**Supplied material**
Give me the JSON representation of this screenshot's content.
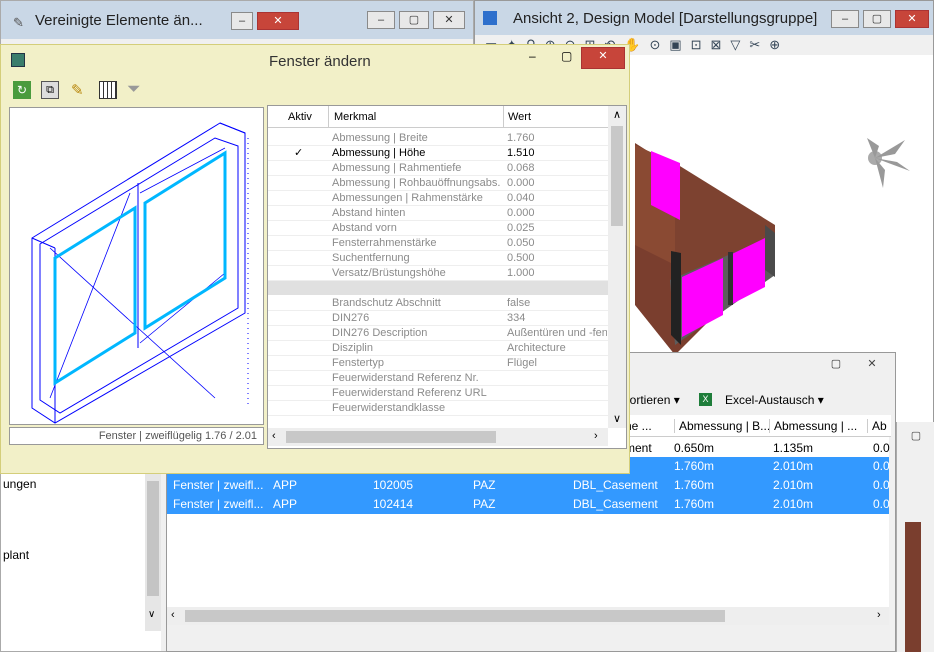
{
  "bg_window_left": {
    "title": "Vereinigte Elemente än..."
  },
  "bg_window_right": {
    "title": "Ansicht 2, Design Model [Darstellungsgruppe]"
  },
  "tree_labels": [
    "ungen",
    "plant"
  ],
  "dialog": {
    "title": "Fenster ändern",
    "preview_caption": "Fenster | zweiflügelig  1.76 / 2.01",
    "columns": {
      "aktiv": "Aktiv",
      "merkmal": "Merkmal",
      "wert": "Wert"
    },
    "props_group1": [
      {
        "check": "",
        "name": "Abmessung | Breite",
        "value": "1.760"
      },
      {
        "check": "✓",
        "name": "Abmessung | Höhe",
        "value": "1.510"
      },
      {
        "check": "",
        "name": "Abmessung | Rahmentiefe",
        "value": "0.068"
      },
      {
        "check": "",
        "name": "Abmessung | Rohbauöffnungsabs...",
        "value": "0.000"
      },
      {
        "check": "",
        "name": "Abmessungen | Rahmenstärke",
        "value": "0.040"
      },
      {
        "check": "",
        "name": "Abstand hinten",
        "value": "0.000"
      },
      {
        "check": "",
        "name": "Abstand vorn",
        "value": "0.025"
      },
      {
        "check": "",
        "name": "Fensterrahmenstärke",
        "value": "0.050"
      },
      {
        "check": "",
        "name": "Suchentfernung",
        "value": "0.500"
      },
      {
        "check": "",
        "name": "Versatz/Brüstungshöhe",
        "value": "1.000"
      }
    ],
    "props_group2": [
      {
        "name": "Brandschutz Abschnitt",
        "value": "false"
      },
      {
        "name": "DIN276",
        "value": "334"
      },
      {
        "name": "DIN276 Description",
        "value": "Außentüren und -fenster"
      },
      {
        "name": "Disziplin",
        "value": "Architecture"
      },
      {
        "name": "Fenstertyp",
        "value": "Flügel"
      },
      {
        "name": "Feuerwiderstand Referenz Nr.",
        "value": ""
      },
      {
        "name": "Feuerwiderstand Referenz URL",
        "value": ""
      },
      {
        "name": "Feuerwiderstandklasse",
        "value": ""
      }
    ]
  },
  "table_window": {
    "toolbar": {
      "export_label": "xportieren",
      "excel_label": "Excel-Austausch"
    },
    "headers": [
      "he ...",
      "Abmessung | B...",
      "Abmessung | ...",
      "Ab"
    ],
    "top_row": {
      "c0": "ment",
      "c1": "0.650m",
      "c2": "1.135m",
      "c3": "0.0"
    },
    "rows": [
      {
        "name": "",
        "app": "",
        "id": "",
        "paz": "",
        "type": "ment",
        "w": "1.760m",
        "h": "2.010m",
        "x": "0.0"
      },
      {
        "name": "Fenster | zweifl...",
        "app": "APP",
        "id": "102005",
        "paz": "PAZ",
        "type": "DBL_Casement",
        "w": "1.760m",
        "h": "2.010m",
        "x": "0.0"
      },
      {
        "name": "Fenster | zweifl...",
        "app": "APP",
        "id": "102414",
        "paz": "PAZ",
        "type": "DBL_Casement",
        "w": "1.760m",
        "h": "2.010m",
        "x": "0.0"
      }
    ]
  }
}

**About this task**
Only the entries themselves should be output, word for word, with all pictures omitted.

**Task response**
Give me the JSON representation of this screenshot's content.
{
  "bg_window_left": {
    "title": "Vereinigte Elemente än..."
  },
  "bg_window_right": {
    "title": "Ansicht 2, Design Model [Darstellungsgruppe]"
  },
  "tree_labels": [
    "ungen",
    "plant"
  ],
  "dialog": {
    "title": "Fenster ändern",
    "preview_caption": "Fenster | zweiflügelig  1.76 / 2.01",
    "columns": {
      "aktiv": "Aktiv",
      "merkmal": "Merkmal",
      "wert": "Wert"
    },
    "props_group1": [
      {
        "check": "",
        "name": "Abmessung | Breite",
        "value": "1.760"
      },
      {
        "check": "✓",
        "name": "Abmessung | Höhe",
        "value": "1.510"
      },
      {
        "check": "",
        "name": "Abmessung | Rahmentiefe",
        "value": "0.068"
      },
      {
        "check": "",
        "name": "Abmessung | Rohbauöffnungsabs...",
        "value": "0.000"
      },
      {
        "check": "",
        "name": "Abmessungen | Rahmenstärke",
        "value": "0.040"
      },
      {
        "check": "",
        "name": "Abstand hinten",
        "value": "0.000"
      },
      {
        "check": "",
        "name": "Abstand vorn",
        "value": "0.025"
      },
      {
        "check": "",
        "name": "Fensterrahmenstärke",
        "value": "0.050"
      },
      {
        "check": "",
        "name": "Suchentfernung",
        "value": "0.500"
      },
      {
        "check": "",
        "name": "Versatz/Brüstungshöhe",
        "value": "1.000"
      }
    ],
    "props_group2": [
      {
        "name": "Brandschutz Abschnitt",
        "value": "false"
      },
      {
        "name": "DIN276",
        "value": "334"
      },
      {
        "name": "DIN276 Description",
        "value": "Außentüren und -fenster"
      },
      {
        "name": "Disziplin",
        "value": "Architecture"
      },
      {
        "name": "Fenstertyp",
        "value": "Flügel"
      },
      {
        "name": "Feuerwiderstand Referenz Nr.",
        "value": ""
      },
      {
        "name": "Feuerwiderstand Referenz URL",
        "value": ""
      },
      {
        "name": "Feuerwiderstandklasse",
        "value": ""
      }
    ]
  },
  "table_window": {
    "toolbar": {
      "export_label": "xportieren",
      "excel_label": "Excel-Austausch"
    },
    "headers": [
      "he ...",
      "Abmessung | B...",
      "Abmessung | ...",
      "Ab"
    ],
    "top_row": {
      "c0": "ment",
      "c1": "0.650m",
      "c2": "1.135m",
      "c3": "0.0"
    },
    "rows": [
      {
        "name": "",
        "app": "",
        "id": "",
        "paz": "",
        "type": "ment",
        "w": "1.760m",
        "h": "2.010m",
        "x": "0.0"
      },
      {
        "name": "Fenster | zweifl...",
        "app": "APP",
        "id": "102005",
        "paz": "PAZ",
        "type": "DBL_Casement",
        "w": "1.760m",
        "h": "2.010m",
        "x": "0.0"
      },
      {
        "name": "Fenster | zweifl...",
        "app": "APP",
        "id": "102414",
        "paz": "PAZ",
        "type": "DBL_Casement",
        "w": "1.760m",
        "h": "2.010m",
        "x": "0.0"
      }
    ]
  }
}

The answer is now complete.